With this project, I propose that a comprehensive evaluation of causes and paths of cohesin deficiency-associated myeloid proliferation, both in normal hematopoiesis and in models of MDS and AML, will identify opportunities of prevention of AML progression. Based on this hypothesis, I aim to discover the mechanisms that dictate the myeloid expansion in cohesin deficient hematopoiesis and establish therapeutic strategies to either prevent disease progression or to specifically target cohesin-mutated myeloid neoplasia.

Mentor: Univ.-Prof. Dr. med. Matthias Theobald, III. Medical Department (Hematology, Oncology, Pneumonology)


1. Sasca D, Yun H, Giotopoulos G, Szybinski J, Evan T, Wilson NK, Gerstung M, Gallipoli P, Green AR, Hills R, Russell N, Osborne CS, Papaemmanuil E, Göttgens B, Campbell P, Huntly BJP. Cohesin-dependent regulation of gene expression during differentiation is lost in Cohesin-mutated myeloid malignancies. Blood. 134 (24), 2195-2208 2019 Dec 12.

2. Sasca D, Szybinski J, Schüler A, Shah V, Heidelberger J, Haehnel PS, Dolnik A, Kriege O, Fehr EM, Gebhardt WH, Reid G, Scholl C, Theobald M, Bullinger L, Beli P, Kindler T.  NCAM1 (CD56) promotes leukemogenesis and confers drug resistance in AML. Blood. 2019 May 23;133(21):2305-2319.

3. Sasca D, Hähnel PS, Szybinski J, Khawaja K, Kriege O, Pante SV, Bullinger L, Strand S, Strand D, Theobald M, Kindler T. SIRT1 prevents genotoxic stress induced p53 activation in acute myeloid leukemia. Blood. 2014 Jul 3;124(1):121-33.

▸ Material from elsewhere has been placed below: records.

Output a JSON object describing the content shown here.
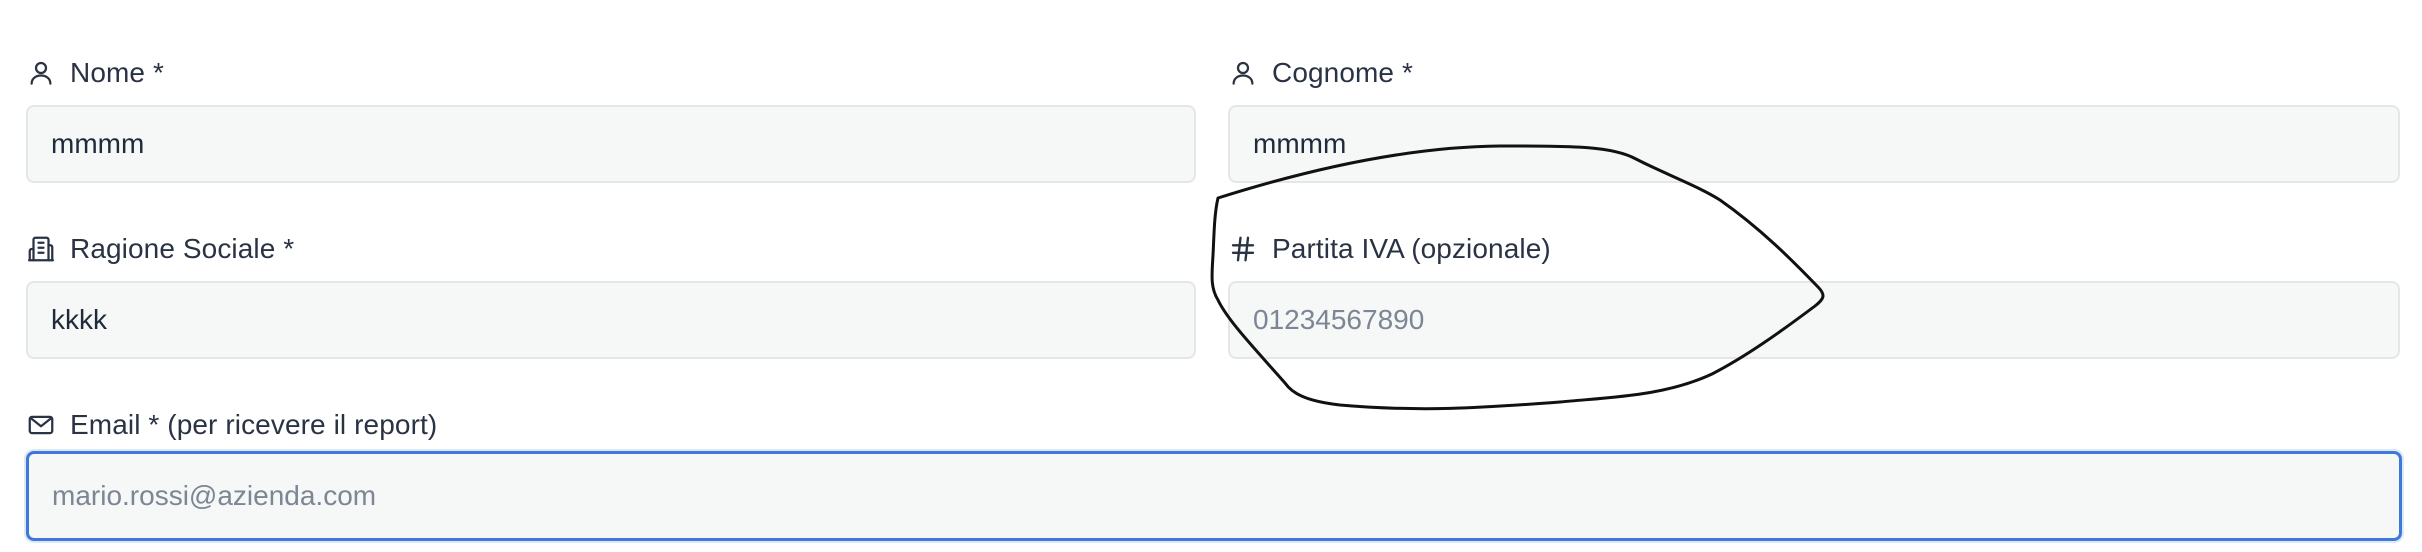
{
  "form": {
    "fields": [
      {
        "key": "nome",
        "label": "Nome *",
        "icon": "user-icon",
        "value": "mmmm",
        "placeholder": ""
      },
      {
        "key": "cognome",
        "label": "Cognome *",
        "icon": "user-icon",
        "value": "mmmm",
        "placeholder": ""
      },
      {
        "key": "ragione_sociale",
        "label": "Ragione Sociale *",
        "icon": "building-icon",
        "value": "kkkk",
        "placeholder": ""
      },
      {
        "key": "partita_iva",
        "label": "Partita IVA (opzionale)",
        "icon": "hash-icon",
        "value": "",
        "placeholder": "01234567890"
      },
      {
        "key": "email",
        "label": "Email * (per ricevere il report)",
        "icon": "mail-icon",
        "value": "",
        "placeholder": "mario.rossi@azienda.com",
        "focused": true
      }
    ]
  },
  "colors": {
    "text": "#2a3344",
    "input_background": "#f6f7f7",
    "input_border": "#e4e7ea",
    "focus_border": "#3f79d8",
    "placeholder": "#7c8694",
    "annotation_stroke": "#111111"
  }
}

4. Yun H, Narayan N, Vohra S, Mupo A, Giotopoulos G, Madrigal P, Sasca D, Lara-Astasio D, Horton SJ, Agrawal-Singh S, Meduri E, Basheer F, Marando L, Gozdecka M, Dovey OM, Castillo-Venzor A, Wang X, Gallipoli P, Müller-Tidow C, Osborne CS, Vassiliou GS, Huntly BJP. Mutational synergy coordinately remodels chromatin accessibility, enhancer landscape and 3-Dimensional DNA topology to alter gene expression during leukemia induction. Nature Genetics 2021 Sep 23.

5. Shah V#, Giotopoulos G#, Osaki H#, Meyerhöfer M, Meduri E, Schubert B, Yun H, Horton SJ, Agrawal-Singh S, Haehnel PS, Basheer F, Kühn MWM, Guezguez B, Theobald M, Kindler T, Gallipoli P, Prinjha RK, Huntly BJP*, Sasca D*. Acute resistance to BET inhibitors remodels compensatory remodeling programs via p300 co-activation. *equal contribution and correspondence. Revised manuscript in preparation, pre-print doi: doi.org/10.1101/2022.09.14.507850.

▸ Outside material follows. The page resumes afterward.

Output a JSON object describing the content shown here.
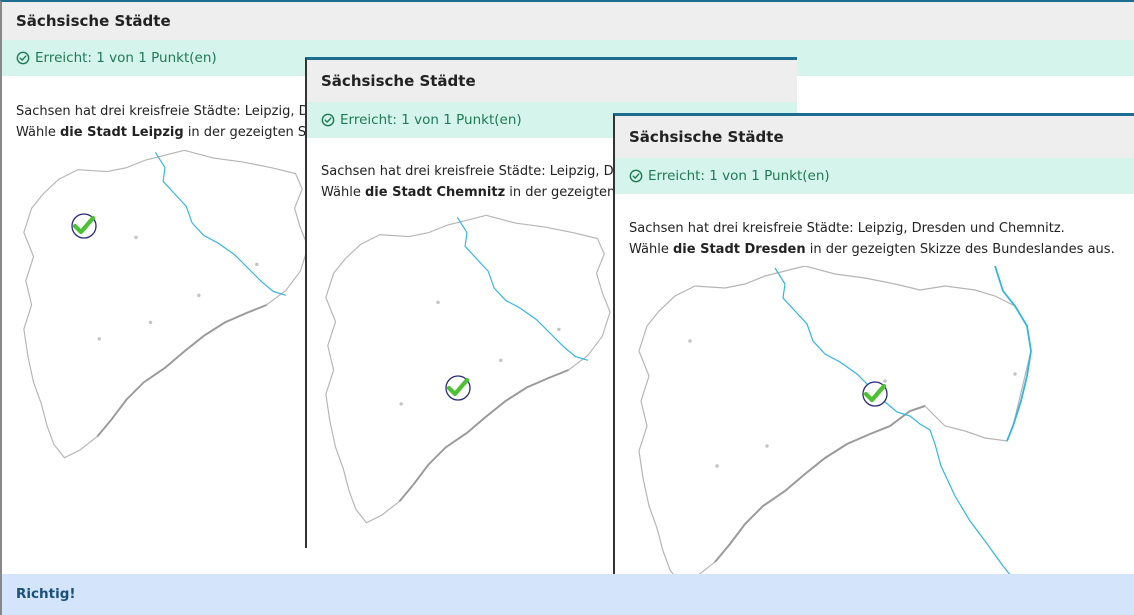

* Shared first authorship; # Co-corresponding authorship

Further informationhttps://www.unimedizin-mainz.de/3-med/arbeitsgruppen/ag-sasca/ag-sasca/startseite-home.html